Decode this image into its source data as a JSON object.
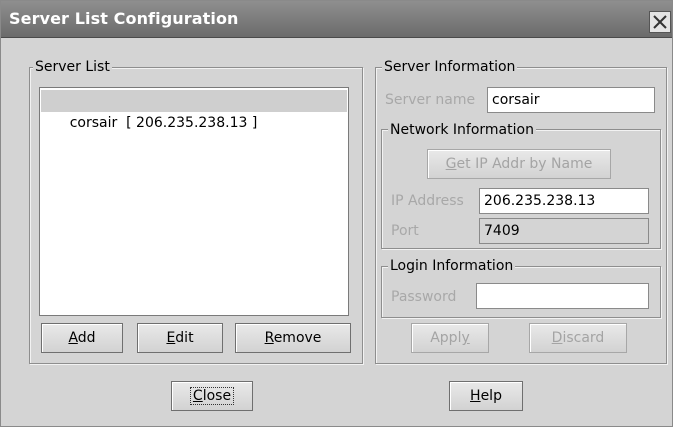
{
  "window": {
    "title": "Server List Configuration",
    "close_glyph": "✕",
    "close_icon": "close-icon"
  },
  "server_list": {
    "group_title": "Server List",
    "items": [
      {
        "label": "corsair  [ 206.235.238.13 ]",
        "selected": true
      }
    ],
    "buttons": {
      "add": {
        "mnemonic": "A",
        "rest": "dd"
      },
      "edit": {
        "mnemonic": "E",
        "rest": "dit"
      },
      "remove": {
        "mnemonic": "R",
        "rest": "emove"
      }
    }
  },
  "server_info": {
    "group_title": "Server Information",
    "server_name_label": "Server name",
    "server_name_value": "corsair",
    "network": {
      "group_title": "Network Information",
      "get_ip": {
        "pre": "",
        "mnemonic": "G",
        "rest": "et IP Addr by Name"
      },
      "ip_label": "IP Address",
      "ip_value": "206.235.238.13",
      "port_label": "Port",
      "port_value": "7409"
    },
    "login": {
      "group_title": "Login Information",
      "password_label": "Password",
      "password_value": ""
    },
    "apply": {
      "pre": "Appl",
      "mnemonic": "y",
      "rest": ""
    },
    "discard": {
      "pre": "",
      "mnemonic": "D",
      "rest": "iscard"
    }
  },
  "footer": {
    "close": {
      "pre": "",
      "mnemonic": "C",
      "rest": "lose"
    },
    "help": {
      "pre": "",
      "mnemonic": "H",
      "rest": "elp"
    }
  },
  "colors": {
    "titlebar": "#7b7b7b",
    "dialog_bg": "#d4d4d4",
    "selection": "#cfcfcf",
    "disabled_text": "#a8a8a8"
  }
}
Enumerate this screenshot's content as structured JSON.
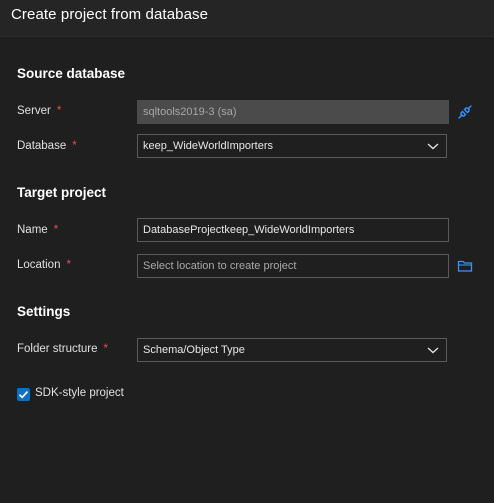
{
  "dialog": {
    "title": "Create project from database"
  },
  "source": {
    "title": "Source database",
    "server_label": "Server",
    "server_value": "sqltools2019-3 (sa)",
    "database_label": "Database",
    "database_value": "keep_WideWorldImporters"
  },
  "target": {
    "title": "Target project",
    "name_label": "Name",
    "name_value": "DatabaseProjectkeep_WideWorldImporters",
    "location_label": "Location",
    "location_placeholder": "Select location to create project"
  },
  "settings": {
    "title": "Settings",
    "folder_label": "Folder structure",
    "folder_value": "Schema/Object Type",
    "sdk_label": "SDK-style project",
    "sdk_checked": true
  },
  "required_mark": "*",
  "colors": {
    "accent": "#3794ff",
    "required": "#f14c4c",
    "checkbox": "#0e70c0"
  }
}
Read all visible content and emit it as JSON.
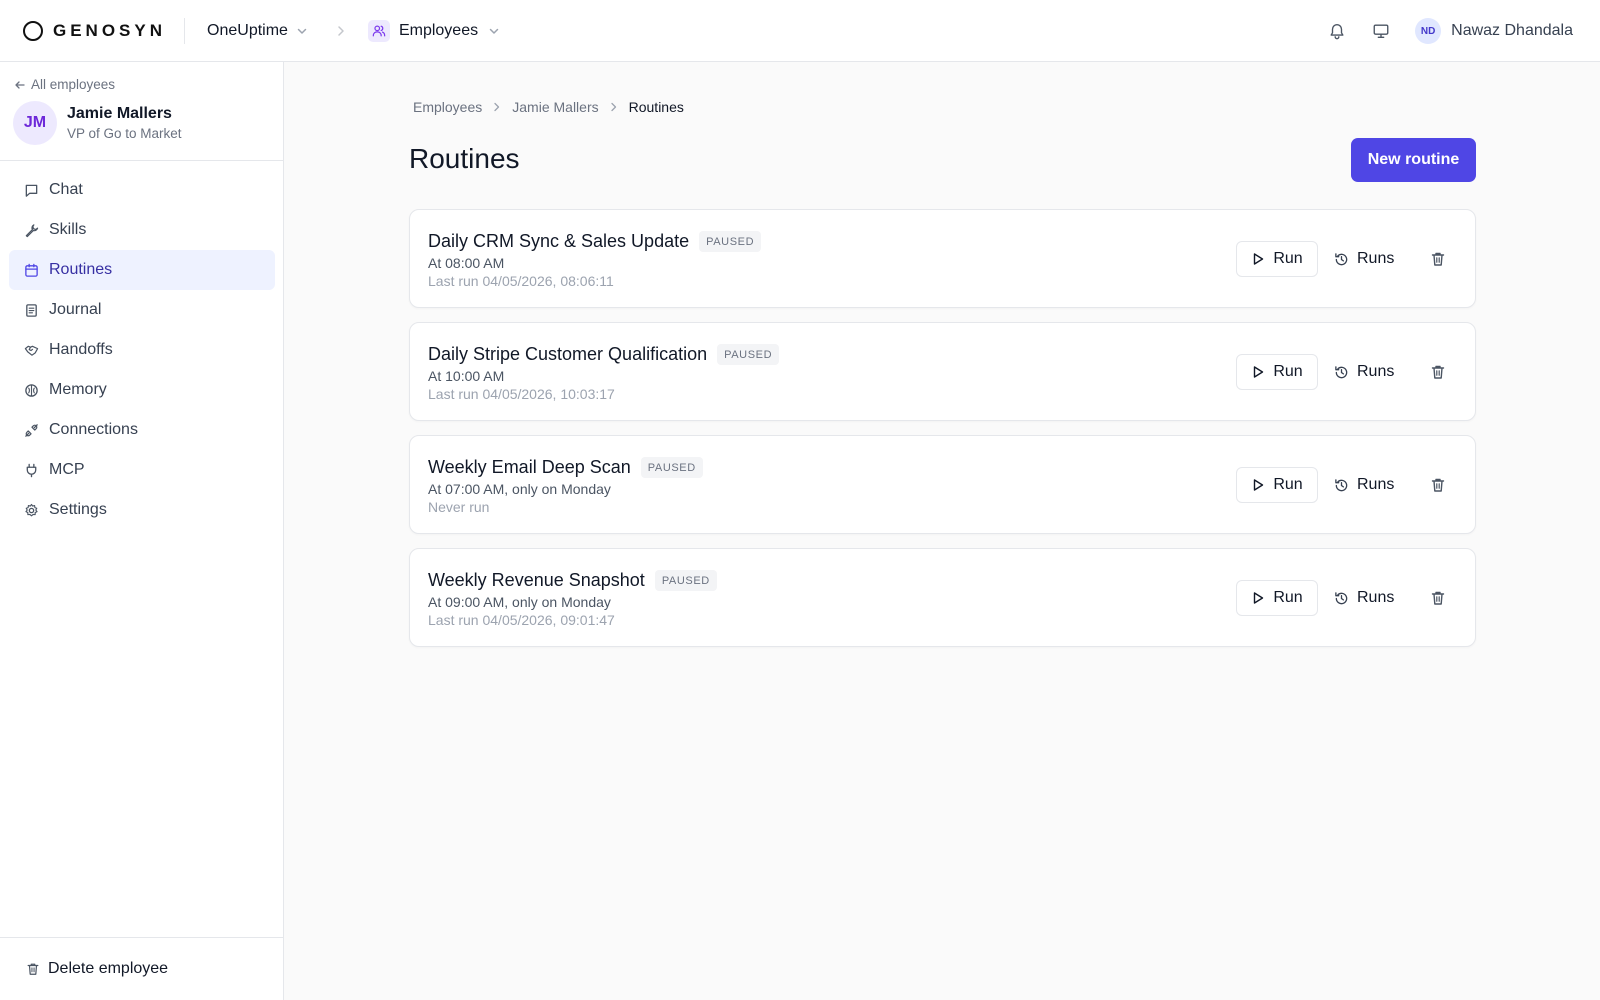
{
  "topbar": {
    "brand": "GENOSYN",
    "org": "OneUptime",
    "section": "Employees",
    "user_initials": "ND",
    "user_name": "Nawaz Dhandala"
  },
  "sidebar": {
    "back_label": "All employees",
    "employee": {
      "initials": "JM",
      "name": "Jamie Mallers",
      "role": "VP of Go to Market"
    },
    "nav": [
      {
        "label": "Chat",
        "icon": "chat-icon",
        "active": false
      },
      {
        "label": "Skills",
        "icon": "wrench-icon",
        "active": false
      },
      {
        "label": "Routines",
        "icon": "calendar-icon",
        "active": true
      },
      {
        "label": "Journal",
        "icon": "notebook-icon",
        "active": false
      },
      {
        "label": "Handoffs",
        "icon": "handshake-icon",
        "active": false
      },
      {
        "label": "Memory",
        "icon": "brain-icon",
        "active": false
      },
      {
        "label": "Connections",
        "icon": "plug-connection-icon",
        "active": false
      },
      {
        "label": "MCP",
        "icon": "plug-icon",
        "active": false
      },
      {
        "label": "Settings",
        "icon": "gear-icon",
        "active": false
      }
    ],
    "delete_label": "Delete employee"
  },
  "breadcrumb": [
    "Employees",
    "Jamie Mallers",
    "Routines"
  ],
  "page": {
    "title": "Routines",
    "new_button": "New routine"
  },
  "routines": [
    {
      "name": "Daily CRM Sync & Sales Update",
      "status": "PAUSED",
      "schedule": "At 08:00 AM",
      "last_run": "Last run 04/05/2026, 08:06:11"
    },
    {
      "name": "Daily Stripe Customer Qualification",
      "status": "PAUSED",
      "schedule": "At 10:00 AM",
      "last_run": "Last run 04/05/2026, 10:03:17"
    },
    {
      "name": "Weekly Email Deep Scan",
      "status": "PAUSED",
      "schedule": "At 07:00 AM, only on Monday",
      "last_run": "Never run"
    },
    {
      "name": "Weekly Revenue Snapshot",
      "status": "PAUSED",
      "schedule": "At 09:00 AM, only on Monday",
      "last_run": "Last run 04/05/2026, 09:01:47"
    }
  ],
  "actions": {
    "run_label": "Run",
    "runs_label": "Runs"
  },
  "colors": {
    "accent": "#4f46e5",
    "active_nav_bg": "#eef2ff",
    "badge_bg": "#f3f4f6"
  }
}
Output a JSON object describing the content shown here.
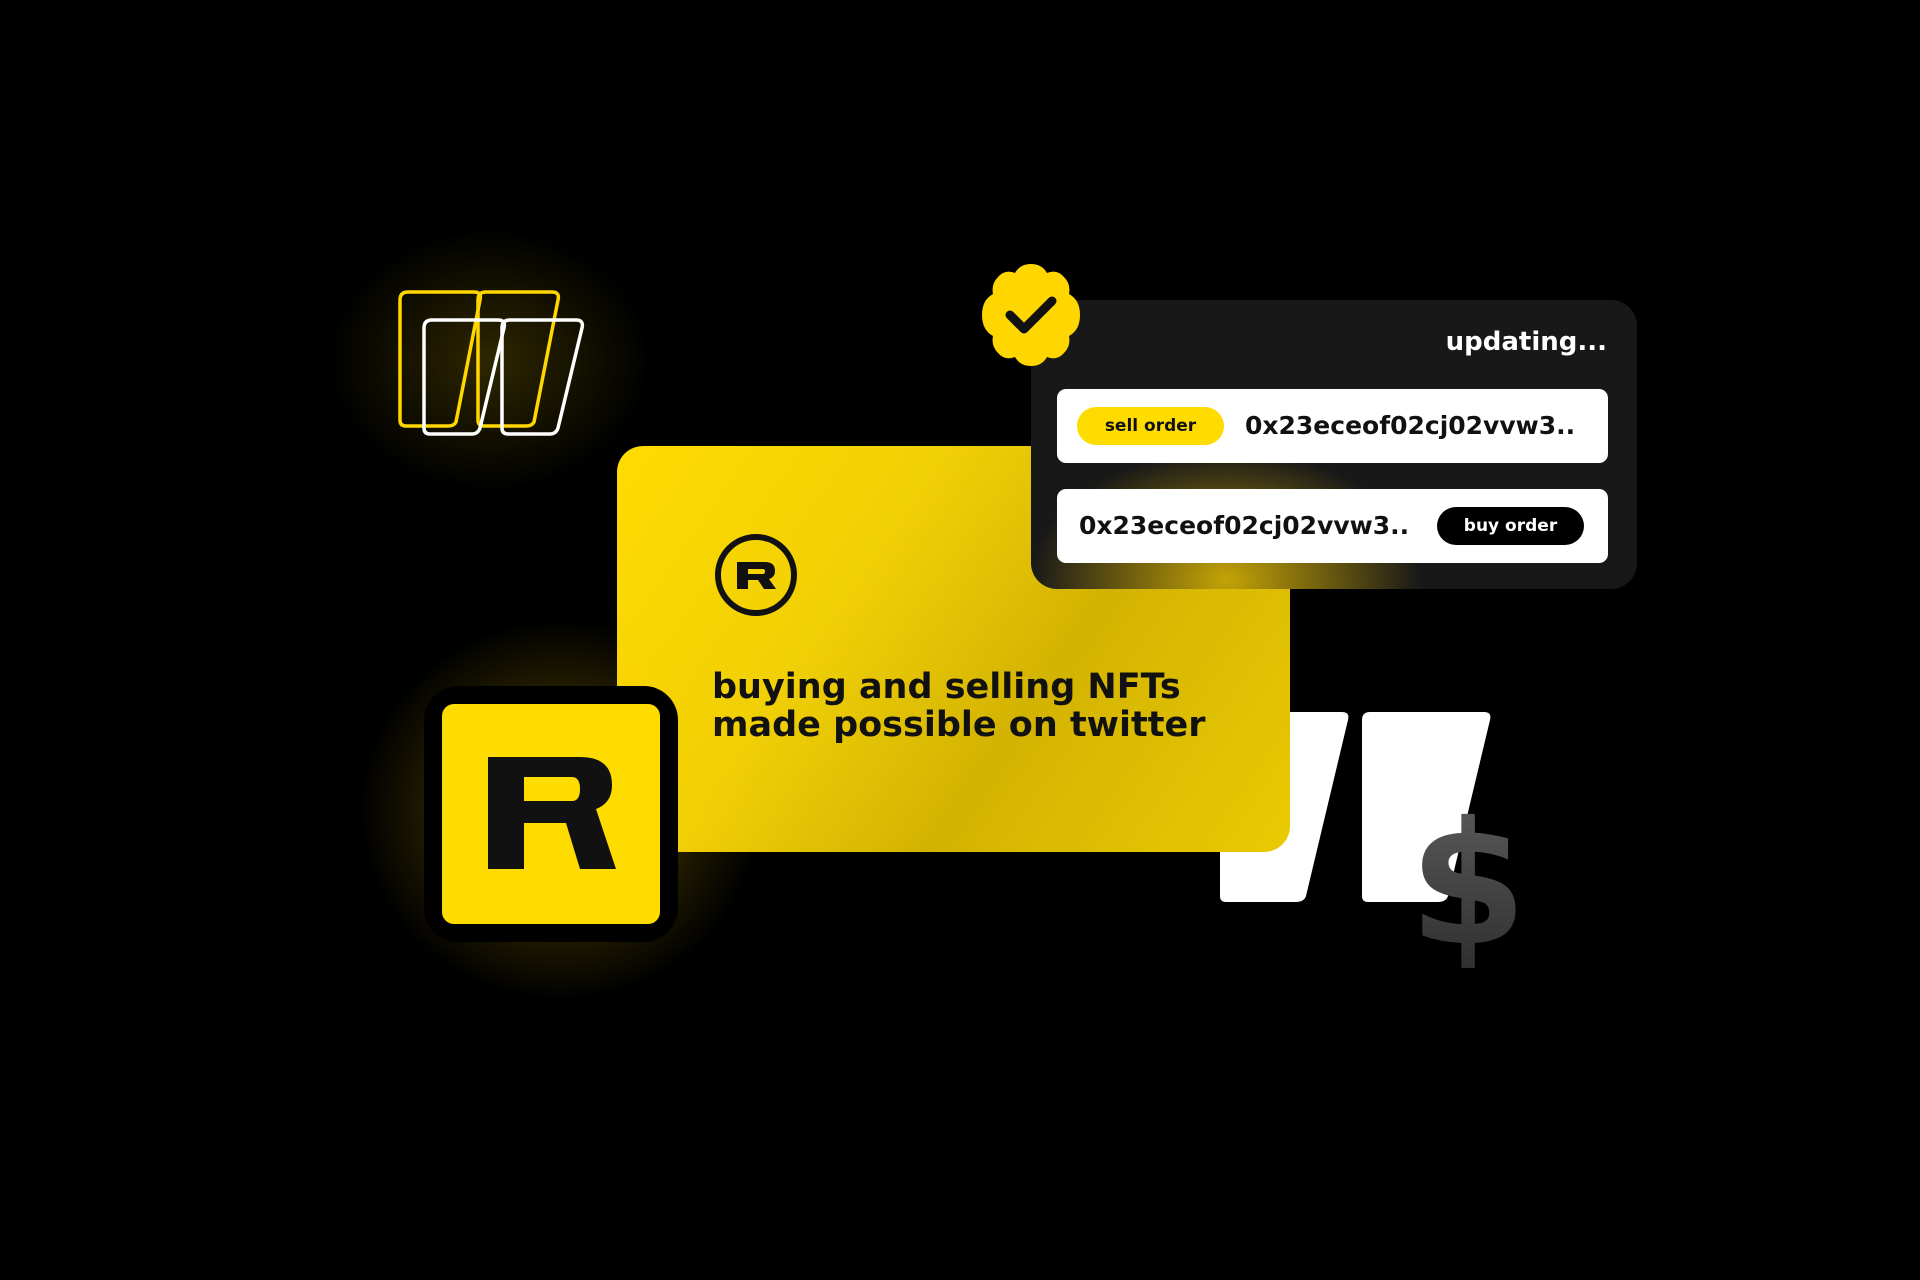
{
  "brand": {
    "accent": "#ffdc00",
    "background": "#000000",
    "panel": "#181818"
  },
  "main_card": {
    "logo_icon": "rarible-r-circle-icon",
    "headline_line1": "buying and selling NFTs",
    "headline_line2": "made possible on twitter"
  },
  "app_icon": {
    "icon": "rarible-r-app-icon"
  },
  "order_panel": {
    "status": "updating...",
    "orders": [
      {
        "type_label": "sell order",
        "hash": "0x23eceof02cj02vvw3.."
      },
      {
        "type_label": "buy order",
        "hash": "0x23eceof02cj02vvw3.."
      }
    ]
  },
  "badge": {
    "icon": "verified-check-icon"
  },
  "decorations": {
    "outline_quotes_icon": "quote-outline-icon",
    "solid_quotes_icon": "quote-solid-icon",
    "currency_symbol": "$"
  }
}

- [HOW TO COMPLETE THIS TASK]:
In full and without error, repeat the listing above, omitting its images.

- [EXERCISE ANSWER]:
Decode this image into its source data as a JSON object.
{
  "window": {
    "title": "Server List Configuration",
    "close_glyph": "✕",
    "close_icon": "close-icon"
  },
  "server_list": {
    "group_title": "Server List",
    "items": [
      {
        "label": "corsair  [ 206.235.238.13 ]",
        "selected": true
      }
    ],
    "buttons": {
      "add": {
        "mnemonic": "A",
        "rest": "dd"
      },
      "edit": {
        "mnemonic": "E",
        "rest": "dit"
      },
      "remove": {
        "mnemonic": "R",
        "rest": "emove"
      }
    }
  },
  "server_info": {
    "group_title": "Server Information",
    "server_name_label": "Server name",
    "server_name_value": "corsair",
    "network": {
      "group_title": "Network Information",
      "get_ip": {
        "pre": "",
        "mnemonic": "G",
        "rest": "et IP Addr by Name"
      },
      "ip_label": "IP Address",
      "ip_value": "206.235.238.13",
      "port_label": "Port",
      "port_value": "7409"
    },
    "login": {
      "group_title": "Login Information",
      "password_label": "Password",
      "password_value": ""
    },
    "apply": {
      "pre": "Appl",
      "mnemonic": "y",
      "rest": ""
    },
    "discard": {
      "pre": "",
      "mnemonic": "D",
      "rest": "iscard"
    }
  },
  "footer": {
    "close": {
      "pre": "",
      "mnemonic": "C",
      "rest": "lose"
    },
    "help": {
      "pre": "",
      "mnemonic": "H",
      "rest": "elp"
    }
  },
  "colors": {
    "titlebar": "#7b7b7b",
    "dialog_bg": "#d4d4d4",
    "selection": "#cfcfcf",
    "disabled_text": "#a8a8a8"
  }
}
Enumerate this screenshot's content as structured JSON.
{
  "dialog": {
    "title": "Create project from database"
  },
  "source": {
    "title": "Source database",
    "server_label": "Server",
    "server_value": "sqltools2019-3 (sa)",
    "database_label": "Database",
    "database_value": "keep_WideWorldImporters"
  },
  "target": {
    "title": "Target project",
    "name_label": "Name",
    "name_value": "DatabaseProjectkeep_WideWorldImporters",
    "location_label": "Location",
    "location_placeholder": "Select location to create project"
  },
  "settings": {
    "title": "Settings",
    "folder_label": "Folder structure",
    "folder_value": "Schema/Object Type",
    "sdk_label": "SDK-style project",
    "sdk_checked": true
  },
  "required_mark": "*",
  "colors": {
    "accent": "#3794ff",
    "required": "#f14c4c",
    "checkbox": "#0e70c0"
  }
}
Read all visible content and emit it as JSON.
{
  "topbar": {
    "brand": "GENOSYN",
    "org": "OneUptime",
    "section": "Employees",
    "user_initials": "ND",
    "user_name": "Nawaz Dhandala"
  },
  "sidebar": {
    "back_label": "All employees",
    "employee": {
      "initials": "JM",
      "name": "Jamie Mallers",
      "role": "VP of Go to Market"
    },
    "nav": [
      {
        "label": "Chat",
        "icon": "chat-icon",
        "active": false
      },
      {
        "label": "Skills",
        "icon": "wrench-icon",
        "active": false
      },
      {
        "label": "Routines",
        "icon": "calendar-icon",
        "active": true
      },
      {
        "label": "Journal",
        "icon": "notebook-icon",
        "active": false
      },
      {
        "label": "Handoffs",
        "icon": "handshake-icon",
        "active": false
      },
      {
        "label": "Memory",
        "icon": "brain-icon",
        "active": false
      },
      {
        "label": "Connections",
        "icon": "plug-connection-icon",
        "active": false
      },
      {
        "label": "MCP",
        "icon": "plug-icon",
        "active": false
      },
      {
        "label": "Settings",
        "icon": "gear-icon",
        "active": false
      }
    ],
    "delete_label": "Delete employee"
  },
  "breadcrumb": [
    "Employees",
    "Jamie Mallers",
    "Routines"
  ],
  "page": {
    "title": "Routines",
    "new_button": "New routine"
  },
  "routines": [
    {
      "name": "Daily CRM Sync & Sales Update",
      "status": "PAUSED",
      "schedule": "At 08:00 AM",
      "last_run": "Last run 04/05/2026, 08:06:11"
    },
    {
      "name": "Daily Stripe Customer Qualification",
      "status": "PAUSED",
      "schedule": "At 10:00 AM",
      "last_run": "Last run 04/05/2026, 10:03:17"
    },
    {
      "name": "Weekly Email Deep Scan",
      "status": "PAUSED",
      "schedule": "At 07:00 AM, only on Monday",
      "last_run": "Never run"
    },
    {
      "name": "Weekly Revenue Snapshot",
      "status": "PAUSED",
      "schedule": "At 09:00 AM, only on Monday",
      "last_run": "Last run 04/05/2026, 09:01:47"
    }
  ],
  "actions": {
    "run_label": "Run",
    "runs_label": "Runs"
  },
  "colors": {
    "accent": "#4f46e5",
    "active_nav_bg": "#eef2ff",
    "badge_bg": "#f3f4f6"
  }
}
Output a JSON object describing the content shown here.
{
  "brand": {
    "accent": "#ffdc00",
    "background": "#000000",
    "panel": "#181818"
  },
  "main_card": {
    "logo_icon": "rarible-r-circle-icon",
    "headline_line1": "buying and selling NFTs",
    "headline_line2": "made possible on twitter"
  },
  "app_icon": {
    "icon": "rarible-r-app-icon"
  },
  "order_panel": {
    "status": "updating...",
    "orders": [
      {
        "type_label": "sell order",
        "hash": "0x23eceof02cj02vvw3.."
      },
      {
        "type_label": "buy order",
        "hash": "0x23eceof02cj02vvw3.."
      }
    ]
  },
  "badge": {
    "icon": "verified-check-icon"
  },
  "decorations": {
    "outline_quotes_icon": "quote-outline-icon",
    "solid_quotes_icon": "quote-solid-icon",
    "currency_symbol": "$"
  }
}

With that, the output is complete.